A remake of the Oscar-shortlisted Danish film of the same name, The Guilty attempts to recreate the original’s sense of suspense and dread and partly succeeds.
Remakes, especially those of recently celebrated foreign films, are always tricky. How do you rise up above the original, if any, and bring something that doesn’t feel like a re-telling but rather a re-imagining of the same story with a fresh take that makes the remake worth seeing?
Antoine Fuqua’s The Guilty comes just three years after Gustav Möller impressed audiences and critics with his debut film which went on to be shortlisted for the International Feature Film Oscar for Denmark. While not a shot-for-shot remake, the film still retains the original story while also beefing up the protagonist’s story – to mixed results.
What made the original film stand out is its focus on a singular, suspenseful case, filmed in one location with excellent use of sound editing, mixing and film editing, along with a remarkable lead performance to deliver a true sense of suspense and edge-of-your-seat thrills with nothing audiences saw on screen except an emergency desk agent. The remake seems slightly more interested in creating two parallel storylines: the story of the 911 dispatch center police officer Joe (a superb Jake Gyllenhaal) and that of the case he’s desperately trying to crack.
This comes at both the film’s advantage and disadvantage: on one level, it offers a great showcase for Gyllenhaal’s acting chops, showing him at his most vulnerable as a man struggling to come to terms with his past while also racing against time to save someone’s life. It’s a great turn for Gyllenhaal and he captures Joe’s pain perfectly as he tries to control his own impulses and is, perhaps too much, truly invested in ensuring the safety of Emily, the woman who calls 911 and asks for her help.
On another hand, and in offering a larger part of the runtime to Joe’s own struggles, the film strays from what made the original truly effective: it loses focus on the main storyline and the viewer can’t help but to feel the disconnect.
As believable and perfectly delivered as Gyllenhaal’s performance is, the film is at its most effective when it focuses on Emily’s ordeal, even if we never leave the main location of the dispatch center. In attempting to be both a character study and a suspenseful thriller, the film somehow loses balance in parts but remains overall a quite effective experience. But whereas the original made the protagonist’s story take a back seat for most of the running time to sustain audience engagement, the remake seems to be interested in its lead on the expense of building up the suspense.
Bottom line: Less focused than the original but still a solid and effective thriller, The Guilty is a story of two people in turmoil and the parallels to be drawn between them. Thanks to a strong central performance and well-paced narrative, this is accessible, suspenseful cinema that will surely appeal to mainstream audiences even if it doesn’t raise the bar or bring something new to the table.

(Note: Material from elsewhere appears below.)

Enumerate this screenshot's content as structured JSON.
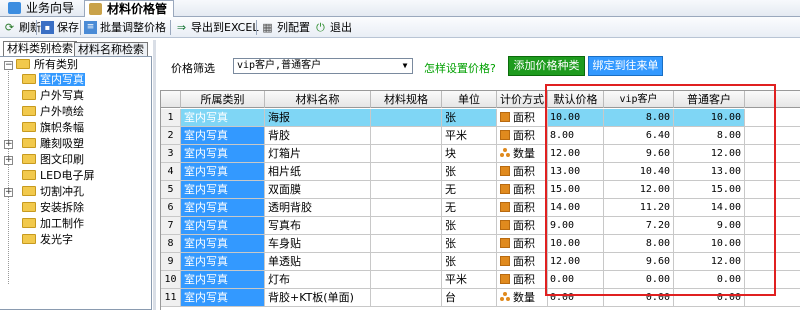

This review is from the Toronto International Film Festival. Netflix will release The Guilty in select theaters on September 24 and on then on the streamer October 1.